Since the first introduction on the market in the mid-1990s of a major GM food (herbicide-resistant soybeans), there has been concern about such food among politicians, activists and consumers, especially in Europe. Several factors are involved. In the late 1980s – early 1990s, the results of decades of molecular research reached the public domain. Until that time, consumers were generally not very aware of the potential of this research. In the case of food, consumers started to wonder about safety because they perceive that modern biotechnology is leading to the creation of new species.
Consumers frequently ask, “what is in it for me?”. Where medicines are concerned, many consumers more readily accept biotechnology as beneficial for their health (e.g. vaccines, medicines with improved treatment potential or increased safety). In the case of the first GM foods introduced onto the European market, the products were of no apparent direct benefit to consumers (not significantly cheaper, no increased shelflife, no better taste). The potential for GM seeds to result in bigger yields per cultivated area should lead to lower prices.
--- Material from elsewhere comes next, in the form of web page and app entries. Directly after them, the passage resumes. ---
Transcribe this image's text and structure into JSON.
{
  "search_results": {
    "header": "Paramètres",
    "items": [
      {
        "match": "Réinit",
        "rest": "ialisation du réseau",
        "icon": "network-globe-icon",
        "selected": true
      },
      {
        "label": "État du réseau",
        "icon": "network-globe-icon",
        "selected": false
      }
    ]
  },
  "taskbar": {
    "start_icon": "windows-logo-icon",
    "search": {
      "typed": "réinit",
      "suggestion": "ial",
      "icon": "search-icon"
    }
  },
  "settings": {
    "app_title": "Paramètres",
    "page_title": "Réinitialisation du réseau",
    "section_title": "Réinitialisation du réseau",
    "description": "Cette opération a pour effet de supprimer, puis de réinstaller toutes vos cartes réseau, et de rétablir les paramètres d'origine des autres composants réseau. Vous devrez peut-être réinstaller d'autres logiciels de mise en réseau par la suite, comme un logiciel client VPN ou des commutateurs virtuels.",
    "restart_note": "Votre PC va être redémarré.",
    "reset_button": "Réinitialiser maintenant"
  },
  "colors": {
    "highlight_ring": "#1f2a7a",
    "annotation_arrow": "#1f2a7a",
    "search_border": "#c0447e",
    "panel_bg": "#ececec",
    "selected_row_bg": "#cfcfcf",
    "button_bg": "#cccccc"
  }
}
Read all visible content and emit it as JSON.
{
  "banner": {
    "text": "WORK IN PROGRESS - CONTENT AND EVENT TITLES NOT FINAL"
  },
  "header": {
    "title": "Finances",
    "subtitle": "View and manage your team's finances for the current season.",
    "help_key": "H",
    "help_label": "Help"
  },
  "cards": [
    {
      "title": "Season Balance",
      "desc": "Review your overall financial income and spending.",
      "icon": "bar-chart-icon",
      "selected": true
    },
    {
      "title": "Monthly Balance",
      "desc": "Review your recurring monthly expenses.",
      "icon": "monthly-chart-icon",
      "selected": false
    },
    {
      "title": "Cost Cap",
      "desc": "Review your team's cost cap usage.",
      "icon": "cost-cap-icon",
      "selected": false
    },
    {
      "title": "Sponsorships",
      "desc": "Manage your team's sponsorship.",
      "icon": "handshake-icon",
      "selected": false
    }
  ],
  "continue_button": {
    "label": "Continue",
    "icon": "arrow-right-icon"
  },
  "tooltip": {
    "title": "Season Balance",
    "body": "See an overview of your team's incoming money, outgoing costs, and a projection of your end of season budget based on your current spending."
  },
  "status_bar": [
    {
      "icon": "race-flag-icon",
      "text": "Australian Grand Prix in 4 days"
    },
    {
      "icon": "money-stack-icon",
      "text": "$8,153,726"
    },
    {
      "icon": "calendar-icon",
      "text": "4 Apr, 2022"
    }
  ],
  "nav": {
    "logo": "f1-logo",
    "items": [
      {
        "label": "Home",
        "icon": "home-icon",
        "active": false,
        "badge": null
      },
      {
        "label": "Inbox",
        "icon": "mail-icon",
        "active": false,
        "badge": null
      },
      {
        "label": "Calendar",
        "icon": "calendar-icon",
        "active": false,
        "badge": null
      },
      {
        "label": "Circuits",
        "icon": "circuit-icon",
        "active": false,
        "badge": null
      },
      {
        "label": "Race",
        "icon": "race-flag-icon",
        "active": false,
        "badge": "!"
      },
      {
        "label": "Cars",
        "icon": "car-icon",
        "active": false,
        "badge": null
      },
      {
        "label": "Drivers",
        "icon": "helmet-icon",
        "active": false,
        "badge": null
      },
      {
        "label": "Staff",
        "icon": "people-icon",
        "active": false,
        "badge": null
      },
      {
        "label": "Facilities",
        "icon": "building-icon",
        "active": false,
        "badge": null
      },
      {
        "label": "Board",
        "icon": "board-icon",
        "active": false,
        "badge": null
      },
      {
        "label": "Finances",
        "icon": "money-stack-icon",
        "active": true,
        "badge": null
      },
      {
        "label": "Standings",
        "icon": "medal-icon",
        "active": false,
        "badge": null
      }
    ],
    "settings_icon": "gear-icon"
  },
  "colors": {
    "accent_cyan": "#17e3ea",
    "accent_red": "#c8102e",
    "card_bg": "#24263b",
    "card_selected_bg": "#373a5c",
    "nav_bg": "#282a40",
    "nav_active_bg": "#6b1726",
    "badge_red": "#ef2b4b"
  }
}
However, public attention has focused on the risk side of the risk-benefit equation, often without distinguishing between potential environmental impacts and public health effects of GMOs.
Consumer confidence in the safety of food supplies in Europe has decreased significantly as a result of a number of food scares that took place in the second half of the 1990s that are unrelated to GM foods. This has also had an impact on discussions about the acceptability of GM foods. Consumers have questioned the validity of risk assessments, both with regard to consumer health and environmental risks, focusing in particular on long-term effects. Other topics debated by consumer organizations have included allergenicity and antimicrobial resistance. Consumer concerns have triggered a discussion on the desirability of labelling GM foods, allowing for an informed choice of consumers.